▶ _Problem to solve_: Output the listing verbatim, leaving out every picture.

▶ _Provided data_:
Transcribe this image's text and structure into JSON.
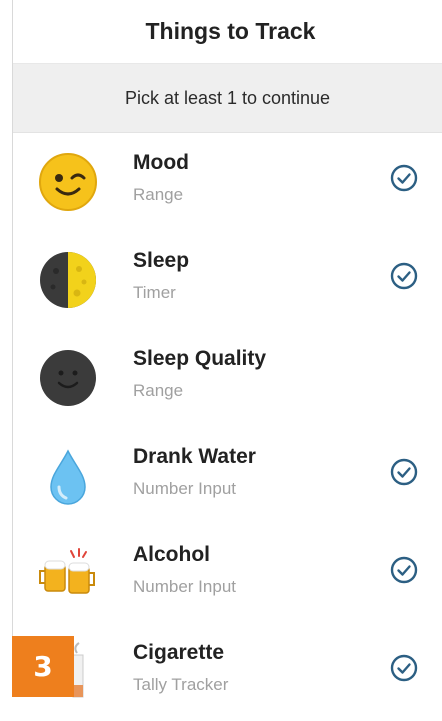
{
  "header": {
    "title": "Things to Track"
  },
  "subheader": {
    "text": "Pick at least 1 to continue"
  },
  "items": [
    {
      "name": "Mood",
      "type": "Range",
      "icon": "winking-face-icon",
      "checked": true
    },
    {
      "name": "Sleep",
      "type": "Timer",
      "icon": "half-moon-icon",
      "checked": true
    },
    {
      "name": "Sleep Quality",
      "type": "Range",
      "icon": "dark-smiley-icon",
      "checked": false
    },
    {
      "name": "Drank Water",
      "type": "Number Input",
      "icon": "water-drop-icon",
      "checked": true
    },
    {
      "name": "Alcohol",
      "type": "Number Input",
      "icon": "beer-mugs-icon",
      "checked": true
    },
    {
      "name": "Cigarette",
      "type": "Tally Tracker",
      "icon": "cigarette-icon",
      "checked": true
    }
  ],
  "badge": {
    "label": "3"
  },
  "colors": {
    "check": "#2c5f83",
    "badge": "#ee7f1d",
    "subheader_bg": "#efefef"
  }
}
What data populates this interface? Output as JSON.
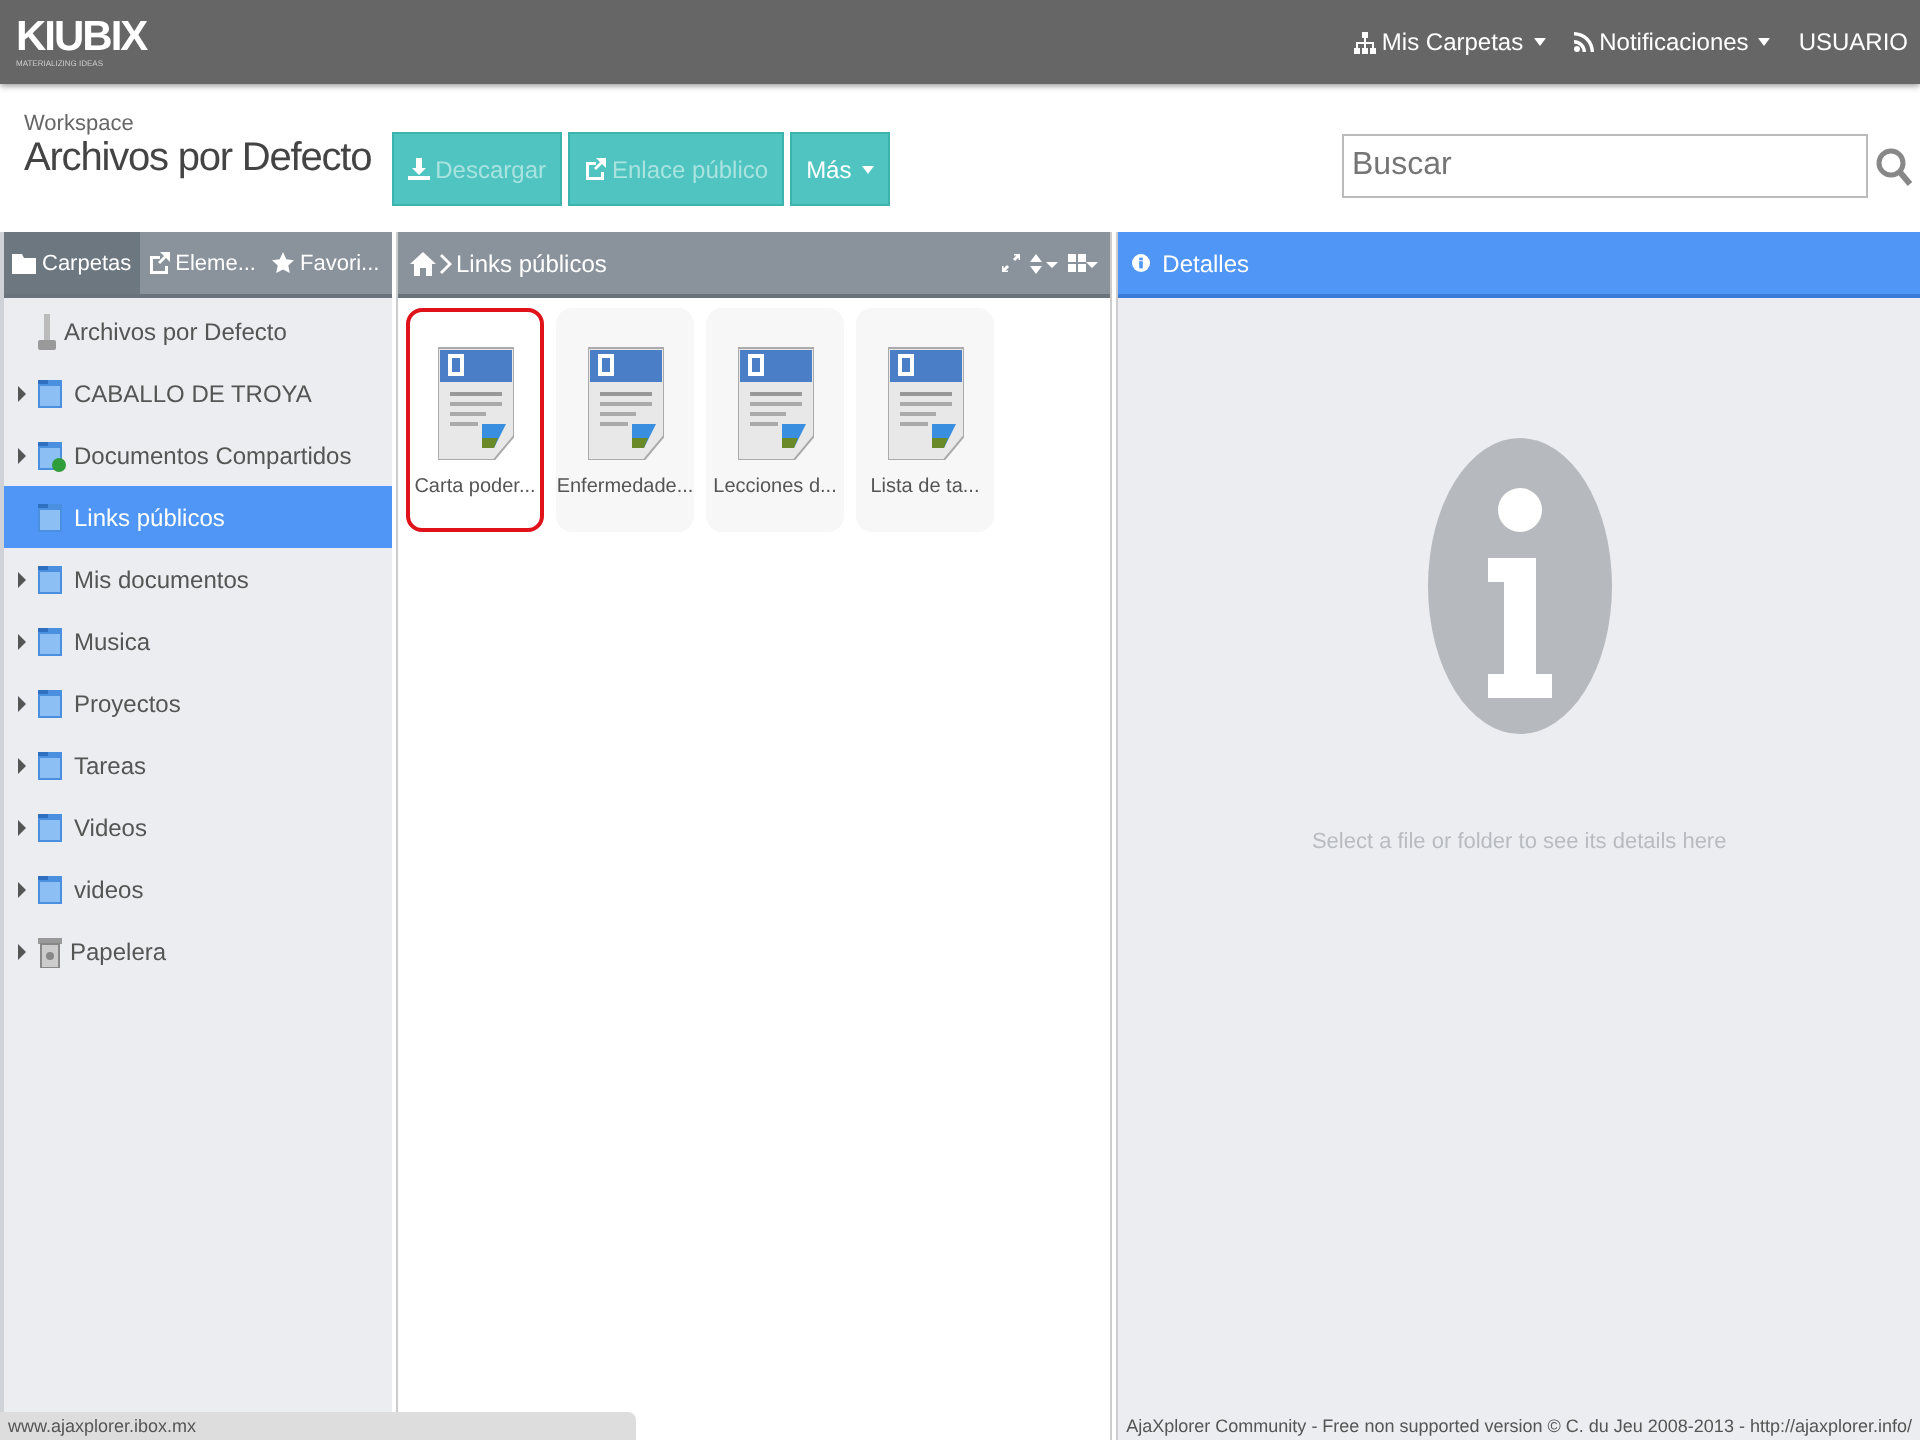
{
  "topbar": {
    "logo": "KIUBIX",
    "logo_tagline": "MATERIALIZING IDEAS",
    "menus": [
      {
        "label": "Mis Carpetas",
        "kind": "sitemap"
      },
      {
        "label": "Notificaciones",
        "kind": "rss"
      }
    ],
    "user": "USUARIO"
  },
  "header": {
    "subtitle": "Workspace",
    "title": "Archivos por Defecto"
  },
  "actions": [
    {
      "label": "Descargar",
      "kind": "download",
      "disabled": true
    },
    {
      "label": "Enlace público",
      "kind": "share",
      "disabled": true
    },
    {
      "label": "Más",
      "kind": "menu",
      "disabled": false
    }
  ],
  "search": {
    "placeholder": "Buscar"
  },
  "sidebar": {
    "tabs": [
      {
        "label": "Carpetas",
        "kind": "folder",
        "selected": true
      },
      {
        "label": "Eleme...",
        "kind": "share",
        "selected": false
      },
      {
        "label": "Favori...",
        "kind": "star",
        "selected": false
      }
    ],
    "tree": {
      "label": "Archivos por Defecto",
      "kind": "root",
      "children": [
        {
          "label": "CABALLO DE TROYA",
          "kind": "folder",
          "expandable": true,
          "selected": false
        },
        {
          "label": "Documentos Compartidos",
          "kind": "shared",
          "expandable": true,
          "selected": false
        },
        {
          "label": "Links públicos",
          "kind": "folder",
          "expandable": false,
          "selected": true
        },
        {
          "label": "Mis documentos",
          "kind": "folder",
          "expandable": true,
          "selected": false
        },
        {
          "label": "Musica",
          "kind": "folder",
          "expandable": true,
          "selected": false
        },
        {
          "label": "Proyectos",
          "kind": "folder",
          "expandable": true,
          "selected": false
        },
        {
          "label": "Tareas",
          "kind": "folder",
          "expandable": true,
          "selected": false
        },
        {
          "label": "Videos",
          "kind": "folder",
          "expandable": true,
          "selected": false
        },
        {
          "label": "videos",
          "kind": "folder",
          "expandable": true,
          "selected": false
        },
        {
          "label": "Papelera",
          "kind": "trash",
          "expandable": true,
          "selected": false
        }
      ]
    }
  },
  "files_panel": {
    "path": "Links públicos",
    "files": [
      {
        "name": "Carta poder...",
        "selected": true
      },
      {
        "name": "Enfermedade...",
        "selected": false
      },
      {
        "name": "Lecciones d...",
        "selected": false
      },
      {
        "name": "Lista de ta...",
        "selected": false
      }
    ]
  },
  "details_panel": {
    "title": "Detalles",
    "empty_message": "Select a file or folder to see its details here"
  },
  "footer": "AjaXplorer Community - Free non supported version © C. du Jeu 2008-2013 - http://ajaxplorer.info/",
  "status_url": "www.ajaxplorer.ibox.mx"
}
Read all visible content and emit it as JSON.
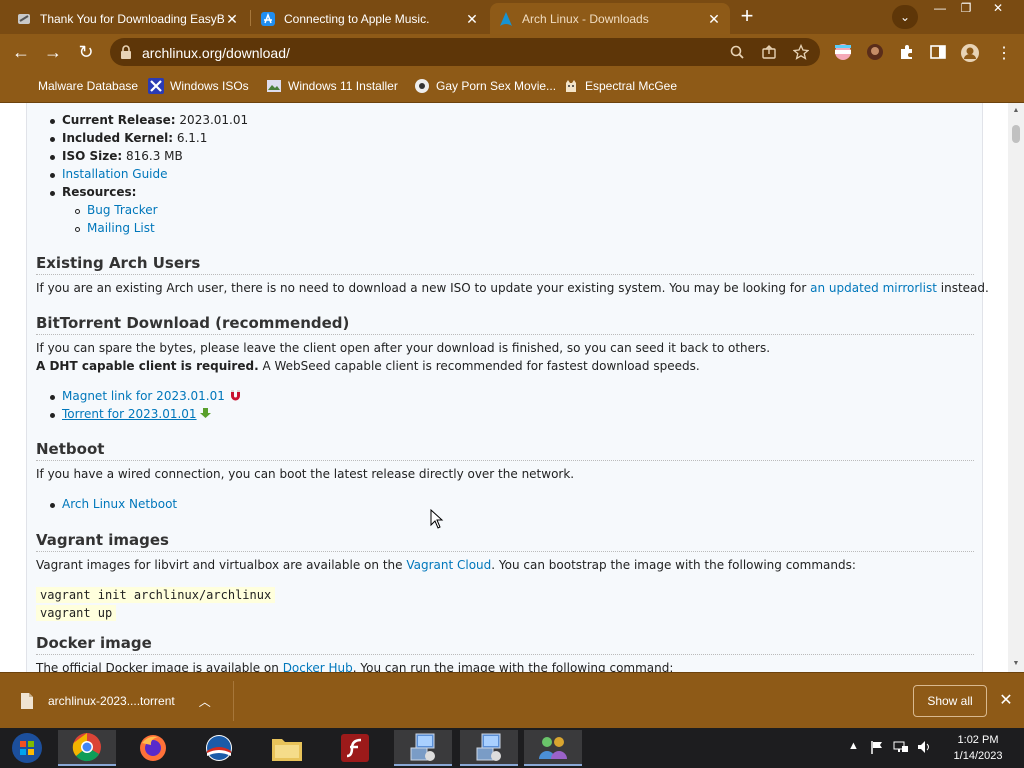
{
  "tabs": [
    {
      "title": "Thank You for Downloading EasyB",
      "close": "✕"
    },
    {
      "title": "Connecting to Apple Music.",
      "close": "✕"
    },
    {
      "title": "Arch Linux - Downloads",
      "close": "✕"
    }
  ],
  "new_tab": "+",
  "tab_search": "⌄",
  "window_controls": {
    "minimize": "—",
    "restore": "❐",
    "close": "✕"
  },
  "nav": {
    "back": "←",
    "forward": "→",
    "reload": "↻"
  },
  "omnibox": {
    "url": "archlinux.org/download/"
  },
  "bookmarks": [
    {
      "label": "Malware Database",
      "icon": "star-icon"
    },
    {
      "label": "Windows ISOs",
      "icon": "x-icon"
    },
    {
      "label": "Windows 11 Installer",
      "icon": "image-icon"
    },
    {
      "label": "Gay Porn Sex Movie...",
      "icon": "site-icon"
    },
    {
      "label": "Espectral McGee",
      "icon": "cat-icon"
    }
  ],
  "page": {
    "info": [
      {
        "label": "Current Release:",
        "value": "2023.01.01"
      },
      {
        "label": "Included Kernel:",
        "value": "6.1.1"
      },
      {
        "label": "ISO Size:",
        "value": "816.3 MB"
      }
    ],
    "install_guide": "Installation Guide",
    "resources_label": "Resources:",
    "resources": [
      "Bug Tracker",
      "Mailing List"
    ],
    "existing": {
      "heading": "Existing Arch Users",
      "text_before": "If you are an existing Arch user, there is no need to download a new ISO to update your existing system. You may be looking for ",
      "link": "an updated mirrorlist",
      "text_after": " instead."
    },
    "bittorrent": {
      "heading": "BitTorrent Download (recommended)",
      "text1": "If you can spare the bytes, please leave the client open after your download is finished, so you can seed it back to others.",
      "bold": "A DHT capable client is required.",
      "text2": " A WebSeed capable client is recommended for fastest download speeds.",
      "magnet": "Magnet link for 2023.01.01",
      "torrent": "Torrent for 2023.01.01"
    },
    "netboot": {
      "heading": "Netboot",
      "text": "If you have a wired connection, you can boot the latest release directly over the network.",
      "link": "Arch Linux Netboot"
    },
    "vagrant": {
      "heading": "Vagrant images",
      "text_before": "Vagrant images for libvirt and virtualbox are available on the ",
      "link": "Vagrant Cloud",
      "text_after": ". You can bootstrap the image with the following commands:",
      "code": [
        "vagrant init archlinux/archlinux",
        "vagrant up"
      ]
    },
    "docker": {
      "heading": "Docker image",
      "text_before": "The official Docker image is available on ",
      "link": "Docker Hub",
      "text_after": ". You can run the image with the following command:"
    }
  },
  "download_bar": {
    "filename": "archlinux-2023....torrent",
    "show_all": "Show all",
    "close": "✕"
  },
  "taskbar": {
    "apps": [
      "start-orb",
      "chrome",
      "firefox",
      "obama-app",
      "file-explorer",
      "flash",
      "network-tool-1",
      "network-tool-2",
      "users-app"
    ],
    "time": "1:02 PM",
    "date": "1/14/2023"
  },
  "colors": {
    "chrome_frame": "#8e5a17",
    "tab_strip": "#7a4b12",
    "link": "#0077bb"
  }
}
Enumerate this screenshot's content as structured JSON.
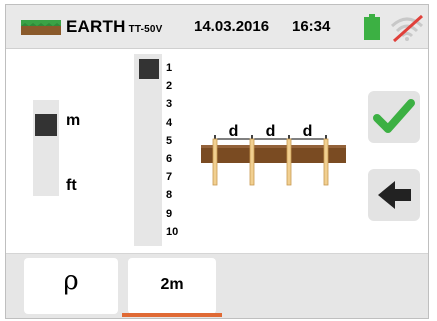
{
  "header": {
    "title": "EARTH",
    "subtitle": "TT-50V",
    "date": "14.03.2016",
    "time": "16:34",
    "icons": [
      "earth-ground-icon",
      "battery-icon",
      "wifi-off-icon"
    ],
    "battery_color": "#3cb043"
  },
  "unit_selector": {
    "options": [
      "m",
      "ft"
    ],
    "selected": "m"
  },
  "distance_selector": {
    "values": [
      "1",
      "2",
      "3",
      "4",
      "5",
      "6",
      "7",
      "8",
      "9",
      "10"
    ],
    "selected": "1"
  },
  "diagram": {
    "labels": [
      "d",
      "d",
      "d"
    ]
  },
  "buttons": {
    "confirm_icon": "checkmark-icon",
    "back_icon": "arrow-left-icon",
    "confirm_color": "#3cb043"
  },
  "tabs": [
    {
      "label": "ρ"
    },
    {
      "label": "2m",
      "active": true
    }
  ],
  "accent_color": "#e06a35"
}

▶ _Response area_:
Transcribe this image's text and structure into JSON.
{
  "header": {
    "title": "Things to Track"
  },
  "subheader": {
    "text": "Pick at least 1 to continue"
  },
  "items": [
    {
      "name": "Mood",
      "type": "Range",
      "icon": "winking-face-icon",
      "checked": true
    },
    {
      "name": "Sleep",
      "type": "Timer",
      "icon": "half-moon-icon",
      "checked": true
    },
    {
      "name": "Sleep Quality",
      "type": "Range",
      "icon": "dark-smiley-icon",
      "checked": false
    },
    {
      "name": "Drank Water",
      "type": "Number Input",
      "icon": "water-drop-icon",
      "checked": true
    },
    {
      "name": "Alcohol",
      "type": "Number Input",
      "icon": "beer-mugs-icon",
      "checked": true
    },
    {
      "name": "Cigarette",
      "type": "Tally Tracker",
      "icon": "cigarette-icon",
      "checked": true
    }
  ],
  "badge": {
    "label": "3"
  },
  "colors": {
    "check": "#2c5f83",
    "badge": "#ee7f1d",
    "subheader_bg": "#efefef"
  }
}
What data populates this interface? Output as JSON.
{
  "topbar": {
    "logo": "KIUBIX",
    "logo_tagline": "MATERIALIZING IDEAS",
    "menus": [
      {
        "label": "Mis Carpetas",
        "kind": "sitemap"
      },
      {
        "label": "Notificaciones",
        "kind": "rss"
      }
    ],
    "user": "USUARIO"
  },
  "header": {
    "subtitle": "Workspace",
    "title": "Archivos por Defecto"
  },
  "actions": [
    {
      "label": "Descargar",
      "kind": "download",
      "disabled": true
    },
    {
      "label": "Enlace público",
      "kind": "share",
      "disabled": true
    },
    {
      "label": "Más",
      "kind": "menu",
      "disabled": false
    }
  ],
  "search": {
    "placeholder": "Buscar"
  },
  "sidebar": {
    "tabs": [
      {
        "label": "Carpetas",
        "kind": "folder",
        "selected": true
      },
      {
        "label": "Eleme...",
        "kind": "share",
        "selected": false
      },
      {
        "label": "Favori...",
        "kind": "star",
        "selected": false
      }
    ],
    "tree": {
      "label": "Archivos por Defecto",
      "kind": "root",
      "children": [
        {
          "label": "CABALLO DE TROYA",
          "kind": "folder",
          "expandable": true,
          "selected": false
        },
        {
          "label": "Documentos Compartidos",
          "kind": "shared",
          "expandable": true,
          "selected": false
        },
        {
          "label": "Links públicos",
          "kind": "folder",
          "expandable": false,
          "selected": true
        },
        {
          "label": "Mis documentos",
          "kind": "folder",
          "expandable": true,
          "selected": false
        },
        {
          "label": "Musica",
          "kind": "folder",
          "expandable": true,
          "selected": false
        },
        {
          "label": "Proyectos",
          "kind": "folder",
          "expandable": true,
          "selected": false
        },
        {
          "label": "Tareas",
          "kind": "folder",
          "expandable": true,
          "selected": false
        },
        {
          "label": "Videos",
          "kind": "folder",
          "expandable": true,
          "selected": false
        },
        {
          "label": "videos",
          "kind": "folder",
          "expandable": true,
          "selected": false
        },
        {
          "label": "Papelera",
          "kind": "trash",
          "expandable": true,
          "selected": false
        }
      ]
    }
  },
  "files_panel": {
    "path": "Links públicos",
    "files": [
      {
        "name": "Carta poder...",
        "selected": true
      },
      {
        "name": "Enfermedade...",
        "selected": false
      },
      {
        "name": "Lecciones d...",
        "selected": false
      },
      {
        "name": "Lista de ta...",
        "selected": false
      }
    ]
  },
  "details_panel": {
    "title": "Detalles",
    "empty_message": "Select a file or folder to see its details here"
  },
  "footer": "AjaXplorer Community - Free non supported version © C. du Jeu 2008-2013 - http://ajaxplorer.info/",
  "status_url": "www.ajaxplorer.ibox.mx"
}
Read all visible content and emit it as JSON.
{
  "tabs": [
    {
      "title": "Thank You for Downloading EasyB",
      "close": "✕"
    },
    {
      "title": "Connecting to Apple Music.",
      "close": "✕"
    },
    {
      "title": "Arch Linux - Downloads",
      "close": "✕"
    }
  ],
  "new_tab": "+",
  "tab_search": "⌄",
  "window_controls": {
    "minimize": "—",
    "restore": "❐",
    "close": "✕"
  },
  "nav": {
    "back": "←",
    "forward": "→",
    "reload": "↻"
  },
  "omnibox": {
    "url": "archlinux.org/download/"
  },
  "bookmarks": [
    {
      "label": "Malware Database",
      "icon": "star-icon"
    },
    {
      "label": "Windows ISOs",
      "icon": "x-icon"
    },
    {
      "label": "Windows 11 Installer",
      "icon": "image-icon"
    },
    {
      "label": "Gay Porn Sex Movie...",
      "icon": "site-icon"
    },
    {
      "label": "Espectral McGee",
      "icon": "cat-icon"
    }
  ],
  "page": {
    "info": [
      {
        "label": "Current Release:",
        "value": "2023.01.01"
      },
      {
        "label": "Included Kernel:",
        "value": "6.1.1"
      },
      {
        "label": "ISO Size:",
        "value": "816.3 MB"
      }
    ],
    "install_guide": "Installation Guide",
    "resources_label": "Resources:",
    "resources": [
      "Bug Tracker",
      "Mailing List"
    ],
    "existing": {
      "heading": "Existing Arch Users",
      "text_before": "If you are an existing Arch user, there is no need to download a new ISO to update your existing system. You may be looking for ",
      "link": "an updated mirrorlist",
      "text_after": " instead."
    },
    "bittorrent": {
      "heading": "BitTorrent Download (recommended)",
      "text1": "If you can spare the bytes, please leave the client open after your download is finished, so you can seed it back to others.",
      "bold": "A DHT capable client is required.",
      "text2": " A WebSeed capable client is recommended for fastest download speeds.",
      "magnet": "Magnet link for 2023.01.01",
      "torrent": "Torrent for 2023.01.01"
    },
    "netboot": {
      "heading": "Netboot",
      "text": "If you have a wired connection, you can boot the latest release directly over the network.",
      "link": "Arch Linux Netboot"
    },
    "vagrant": {
      "heading": "Vagrant images",
      "text_before": "Vagrant images for libvirt and virtualbox are available on the ",
      "link": "Vagrant Cloud",
      "text_after": ". You can bootstrap the image with the following commands:",
      "code": [
        "vagrant init archlinux/archlinux",
        "vagrant up"
      ]
    },
    "docker": {
      "heading": "Docker image",
      "text_before": "The official Docker image is available on ",
      "link": "Docker Hub",
      "text_after": ". You can run the image with the following command:"
    }
  },
  "download_bar": {
    "filename": "archlinux-2023....torrent",
    "show_all": "Show all",
    "close": "✕"
  },
  "taskbar": {
    "apps": [
      "start-orb",
      "chrome",
      "firefox",
      "obama-app",
      "file-explorer",
      "flash",
      "network-tool-1",
      "network-tool-2",
      "users-app"
    ],
    "time": "1:02 PM",
    "date": "1/14/2023"
  },
  "colors": {
    "chrome_frame": "#8e5a17",
    "tab_strip": "#7a4b12",
    "link": "#0077bb"
  }
}
Enumerate this screenshot's content as structured JSON.
{
  "header": {
    "title": "EARTH",
    "subtitle": "TT-50V",
    "date": "14.03.2016",
    "time": "16:34",
    "icons": [
      "earth-ground-icon",
      "battery-icon",
      "wifi-off-icon"
    ],
    "battery_color": "#3cb043"
  },
  "unit_selector": {
    "options": [
      "m",
      "ft"
    ],
    "selected": "m"
  },
  "distance_selector": {
    "values": [
      "1",
      "2",
      "3",
      "4",
      "5",
      "6",
      "7",
      "8",
      "9",
      "10"
    ],
    "selected": "1"
  },
  "diagram": {
    "labels": [
      "d",
      "d",
      "d"
    ]
  },
  "buttons": {
    "confirm_icon": "checkmark-icon",
    "back_icon": "arrow-left-icon",
    "confirm_color": "#3cb043"
  },
  "tabs": [
    {
      "label": "ρ"
    },
    {
      "label": "2m",
      "active": true
    }
  ],
  "accent_color": "#e06a35"
}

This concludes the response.